- Experts say the benefits of receiving the vaccine still outweigh the potential risks of COVID-19.
As the COVID-19 vaccine deployment becomes more streamlined and efficient, the question of whether or not to agree to get vaccinated has Americans divided. While public health officials urge people who qualify to get vaccinated, reports of adverse anaphylactic reactions deter some individuals.
Burgeoning trends of mass hesitancy to get vaccinated pose a serious hurdle to cultivating mass immunity and returning to pre-pandemic normalcy.
In an effort to tackle these concerns, officials at the U.S. Centers for Disease Control and Prevention (CDC) discussed details of COVID-19 vaccine safety on Wednesday, pointing out that data reveals only 11.1 out of 1 million doses administered report an adverse anaphylaxis side effect.
The data referenced 21 confirmed anaphylaxis cases among the first 1.9 million COVID-19 vaccine doses administered. And 17 of these patients had previous allergic reactions prior to receiving a dose of the vaccine.
“Our vaccine safety systems haven’t picked up any worrisome signals. This means that right now, the known and potential benefits of the current COVID-19 vaccines outweigh the known and potential risks of getting COVID-19,” Nancy Messonnier, the Director of the National Center for Immunization and Respiratory Diseases, said.
She did note, however, that the influenza vaccine only sees 1.3 anaphylactic responses per 1 million doses administered.
“The anaphylaxis rate per COVID-19 vaccines may seem high compared to flu vaccines, but I want to reassure you that this is still a rare outcome,” she noted. The reactions are seen with both Pfizer and Moderna’s vaccines, prompting the CDC to advise people with a history of severe allergic reactions to forgo the vaccine.
All patients who suffered from anaphylactic responses following vaccination recovered. Many patients needed an epinephrine pen, and some required hospitalization.
Those who do have a history of immediate allergic reactions following inoculations in general are advised to remain under medical observation for 30 minutes following a COVID-19 vaccination.
CDC officials acknowledged a distinction between small, relatively common allergic reactions to common occurrences like insect stings and foods and life threatening anaphylactic reactions that require emergency care.
To account for this gray area, officials encourage patients to consult with doctors and vaccinators in addition to staying under supervision for half an hour following vaccination.
“There is a big difference from somebody who had a mild allergic reaction in their childhood versus somebody that had a severe allergic reaction last week, and it’s going to be really important to...have a clinician help a patient exercise judgement as opposed to completely hard and fast rules,” Messonnier commented.

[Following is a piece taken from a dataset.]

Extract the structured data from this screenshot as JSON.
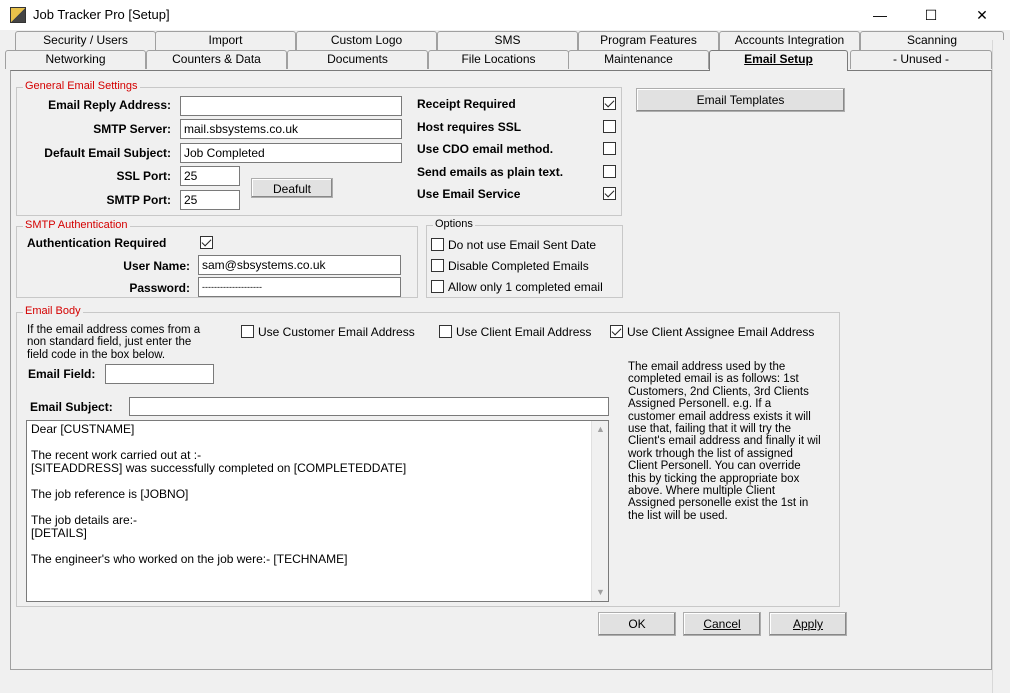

When asked about the proportion of allergic reactions between the Pfizer vaccine versus the Moderna vaccine, Messonnier conceded that more anaphylactic cases are from the Pfizer vaccine, largely due to Pfizer achieving emergency use authorization before Moderna. Hence, more doses of the Pfizer vaccine have been distributed.
“At this point we really don’t have enough data to say that there is any difference in the risk, and that’s why our recommendations apply to both vaccines,” Messonnier said.

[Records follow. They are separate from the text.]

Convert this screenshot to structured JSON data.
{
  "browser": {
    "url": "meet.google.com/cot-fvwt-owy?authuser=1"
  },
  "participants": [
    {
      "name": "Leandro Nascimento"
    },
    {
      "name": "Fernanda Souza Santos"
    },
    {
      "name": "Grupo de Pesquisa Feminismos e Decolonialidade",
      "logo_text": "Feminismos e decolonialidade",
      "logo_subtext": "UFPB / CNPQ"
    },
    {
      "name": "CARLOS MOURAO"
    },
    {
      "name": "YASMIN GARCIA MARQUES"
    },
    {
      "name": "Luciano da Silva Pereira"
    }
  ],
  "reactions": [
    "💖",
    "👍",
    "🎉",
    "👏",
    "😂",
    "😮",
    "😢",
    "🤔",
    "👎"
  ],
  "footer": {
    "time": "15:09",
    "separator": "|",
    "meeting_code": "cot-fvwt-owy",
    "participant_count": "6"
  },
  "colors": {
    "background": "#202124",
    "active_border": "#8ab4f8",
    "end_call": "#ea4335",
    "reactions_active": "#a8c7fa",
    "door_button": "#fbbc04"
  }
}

Public messaging to health care workers is critical on several levels: staying safe as they continue to treat COVID-19 patients, helping contribute to broader public immunity, and educating patients.
“These are safe and effective vaccines, and we have good data to show that. I really want to get that message out to health care workers.”
Allergic responses haven't had a significant affect on distribution plans.